why no compilation errors?

Following a suggestion on this forum, I've tried moving some PROGMEM constants into far memory using "attribute((section(".fini7")))". Why doesn't the 3rd example here (with the obvious typing error) generate a compilation error?

const prog_char  TESTA[]      PROGMEM                               = "AAAAAAA";
const char       TESTB[]       __attribute__((section(".fini7")))   = "BBBBBBB";
const char       TESTC[]       __attribute__((secTTTion(".fini7"))) = "CCCCCCC";

Cheers

The version of GCC you are using may not support all attributes, therefore it has to expect things it doesn't know.

Attributes are a GCC specific.

Can you see if the string is placed into ram or progmem.

I'll check soon anyway.

Ok, results:

000000e4 00000008 t _ZL5TESTA

000056f2 00000008 t _ZL5TESTB

00800209 00000008 d _ZL5TESTC

TestA is placed in near memory, TestB is placed in far memory, TestC is in SRAM

So your bad spelling was ignored and, it took the default way of dealing with the data.

thanks pYro_65

version of GCC you are using

At the risk of revealing myself as an idiot, what is "GCC" ?

Can you see if the string is placed into ram or progmem I don't think it gets placed anywhere, when I print the string (as follows....)

  char cat[20];

  strcpy_P(cat,TESTA);
  Serial.println(cat);
  strcpy_P(cat,TESTB);
  Serial.println(cat);
  strcpy_P(cat,TESTC);
  Serial.println(cat);

TESTA and TESTB work fine, then I get a couple of lines of rubish.

cheers

TestA is placed in near memory, TestB is placed in far memory, TestC is in SRAM

How did you do that test?

If the TESTC did end up in memory how come in my test (see 2nd posting) I got garbage?

Because it is in sram and strcpy_P reads data from flash, so you read some mysterious part of flash that happens to have the same memory offset as TESTC in ram. The pointers however have nothing in common.

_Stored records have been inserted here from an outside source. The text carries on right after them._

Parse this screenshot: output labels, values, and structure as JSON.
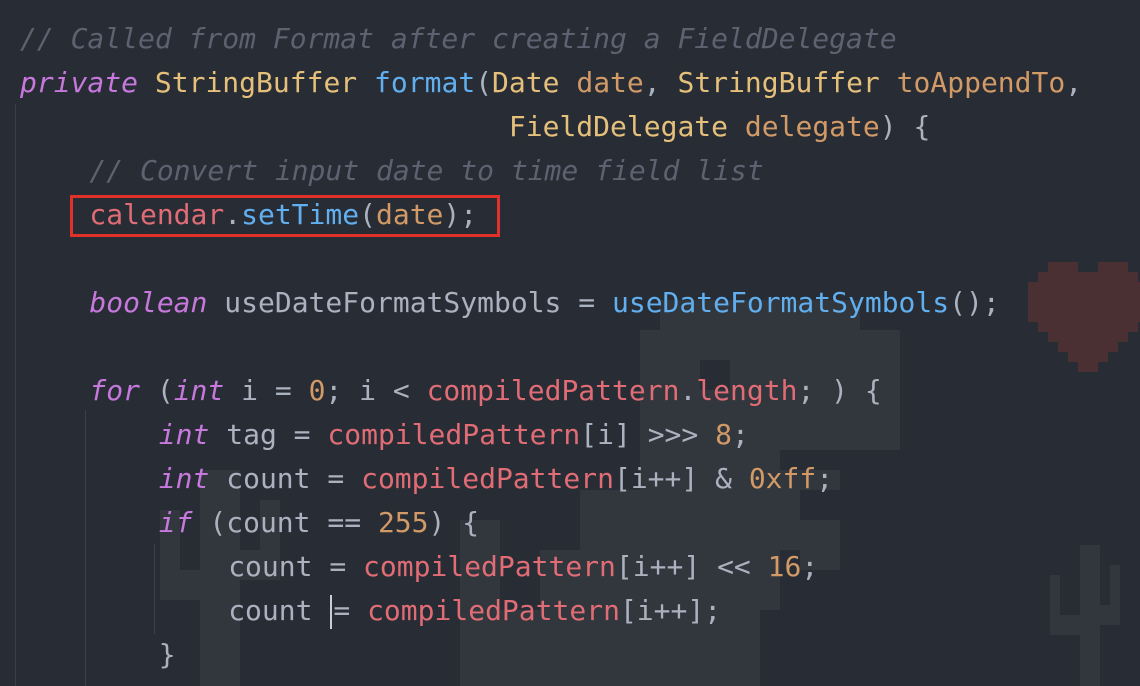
{
  "editor": {
    "background": "#282c34",
    "highlight_color": "#e0322b",
    "lines": [
      {
        "indent": 0,
        "tokens": [
          {
            "t": "cmt",
            "v": "// Called from Format after creating a FieldDelegate"
          }
        ]
      },
      {
        "indent": 0,
        "tokens": [
          {
            "t": "kw",
            "v": "private"
          },
          {
            "t": "plain",
            "v": " "
          },
          {
            "t": "type",
            "v": "StringBuffer"
          },
          {
            "t": "plain",
            "v": " "
          },
          {
            "t": "fn",
            "v": "format"
          },
          {
            "t": "plain",
            "v": "("
          },
          {
            "t": "type",
            "v": "Date"
          },
          {
            "t": "plain",
            "v": " "
          },
          {
            "t": "param",
            "v": "date"
          },
          {
            "t": "plain",
            "v": ", "
          },
          {
            "t": "type",
            "v": "StringBuffer"
          },
          {
            "t": "plain",
            "v": " "
          },
          {
            "t": "param",
            "v": "toAppendTo"
          },
          {
            "t": "plain",
            "v": ","
          }
        ]
      },
      {
        "indent": 0,
        "tokens": [
          {
            "t": "plain",
            "v": "                             "
          },
          {
            "t": "type",
            "v": "FieldDelegate"
          },
          {
            "t": "plain",
            "v": " "
          },
          {
            "t": "param",
            "v": "delegate"
          },
          {
            "t": "plain",
            "v": ") {"
          }
        ]
      },
      {
        "indent": 4,
        "tokens": [
          {
            "t": "cmt",
            "v": "// Convert input date to time field list"
          }
        ]
      },
      {
        "indent": 4,
        "tokens": [
          {
            "t": "field",
            "v": "calendar"
          },
          {
            "t": "plain",
            "v": "."
          },
          {
            "t": "fn",
            "v": "setTime"
          },
          {
            "t": "plain",
            "v": "("
          },
          {
            "t": "param",
            "v": "date"
          },
          {
            "t": "plain",
            "v": ");"
          }
        ]
      },
      {
        "indent": 0,
        "tokens": []
      },
      {
        "indent": 4,
        "tokens": [
          {
            "t": "kw",
            "v": "boolean"
          },
          {
            "t": "plain",
            "v": " useDateFormatSymbols = "
          },
          {
            "t": "fn",
            "v": "useDateFormatSymbols"
          },
          {
            "t": "plain",
            "v": "();"
          }
        ]
      },
      {
        "indent": 0,
        "tokens": []
      },
      {
        "indent": 4,
        "tokens": [
          {
            "t": "kw",
            "v": "for"
          },
          {
            "t": "plain",
            "v": " ("
          },
          {
            "t": "kw",
            "v": "int"
          },
          {
            "t": "plain",
            "v": " i = "
          },
          {
            "t": "num",
            "v": "0"
          },
          {
            "t": "plain",
            "v": "; i < "
          },
          {
            "t": "field",
            "v": "compiledPattern"
          },
          {
            "t": "plain",
            "v": "."
          },
          {
            "t": "field",
            "v": "length"
          },
          {
            "t": "plain",
            "v": "; ) {"
          }
        ]
      },
      {
        "indent": 8,
        "tokens": [
          {
            "t": "kw",
            "v": "int"
          },
          {
            "t": "plain",
            "v": " tag = "
          },
          {
            "t": "field",
            "v": "compiledPattern"
          },
          {
            "t": "plain",
            "v": "[i] >>> "
          },
          {
            "t": "num",
            "v": "8"
          },
          {
            "t": "plain",
            "v": ";"
          }
        ]
      },
      {
        "indent": 8,
        "tokens": [
          {
            "t": "kw",
            "v": "int"
          },
          {
            "t": "plain",
            "v": " count = "
          },
          {
            "t": "field",
            "v": "compiledPattern"
          },
          {
            "t": "plain",
            "v": "[i++] & "
          },
          {
            "t": "num",
            "v": "0xff"
          },
          {
            "t": "plain",
            "v": ";"
          }
        ]
      },
      {
        "indent": 8,
        "tokens": [
          {
            "t": "kw",
            "v": "if"
          },
          {
            "t": "plain",
            "v": " (count == "
          },
          {
            "t": "num",
            "v": "255"
          },
          {
            "t": "plain",
            "v": ") {"
          }
        ]
      },
      {
        "indent": 12,
        "tokens": [
          {
            "t": "plain",
            "v": "count = "
          },
          {
            "t": "field",
            "v": "compiledPattern"
          },
          {
            "t": "plain",
            "v": "[i++] << "
          },
          {
            "t": "num",
            "v": "16"
          },
          {
            "t": "plain",
            "v": ";"
          }
        ]
      },
      {
        "indent": 12,
        "tokens": [
          {
            "t": "plain",
            "v": "count "
          },
          {
            "t": "caret",
            "v": ""
          },
          {
            "t": "plain",
            "v": "= "
          },
          {
            "t": "field",
            "v": "compiledPattern"
          },
          {
            "t": "plain",
            "v": "[i++];"
          }
        ]
      },
      {
        "indent": 8,
        "tokens": [
          {
            "t": "plain",
            "v": "}"
          }
        ]
      }
    ]
  },
  "decorations": {
    "heart_icon": "heart-icon",
    "dino_icon": "dinosaur-icon",
    "cactus_icon": "cactus-icon"
  }
}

Do you run windows?

EDIT: GCC = GNU compiler collection. Which contains avr_gcc, the C++ compiler.

Do you run windows?

yes

Here is a few tools to help:

  • Type ‘windows+r’ to open run dialog.

  • Type ‘shell:sendto’ and hit enter.

  • in that folder create a text file called what ever you want.
    add a line to the text file:

D:\arduino-1.5.2\hardware\tools\avr\bin\avr-nm.exe -n -S %1 >nm_out.txt

replace the highlighted part with your version of the arduino IDE

Save the file, then rename it from ‘.txt’ to ‘.bat’

This file I called ‘avr_sram.bat’

Do the same process for this line:

D:\arduino-1.5.2\hardware\tools\avr\bin\avr-objdump.exe -S %1 > %1%.txt

This file I called ‘avr_asm.bat’

compile your program with verbose mode on.

The last sketch I compiled had output that looked like this:

D:\arduino-1.5.2\hardware\tools\avr\bin\avr-objcopy -O ihex -R .eeprom C:\Users\Chris\AppData\Local\Temp\build2298627670476152015.tmp/CrackAttack.cpp.hex
Binary sketch size: 22,338 bytes (of a 258,048 byte maximum) - 8% used

copy the folder path to the hex file, the highlighted portion. And open in explorer.

Find XXX.elf where XXX is your sketch name.

Right click on it and sendto either one of the files you just created.

The sram file produces nm_out.txt
and the asm file produes XXX.txt…

I used the sram version for the test above, it displays the memory layout of the program.
the asm file produces the asm listing of the compiled app. You can see how your code is optimised and see things like the PROGMEM data.

EDIT: changed control+r to windows+r to open run dialog.

thanks Pyro,

thats a really usefull tip, i didn't even realise there was such a thing as a 'verbose' mode.

Is there a 'dummies guide' to AVR stuff? I know there are lots of forums out there, but most of it is way above my level.

cheers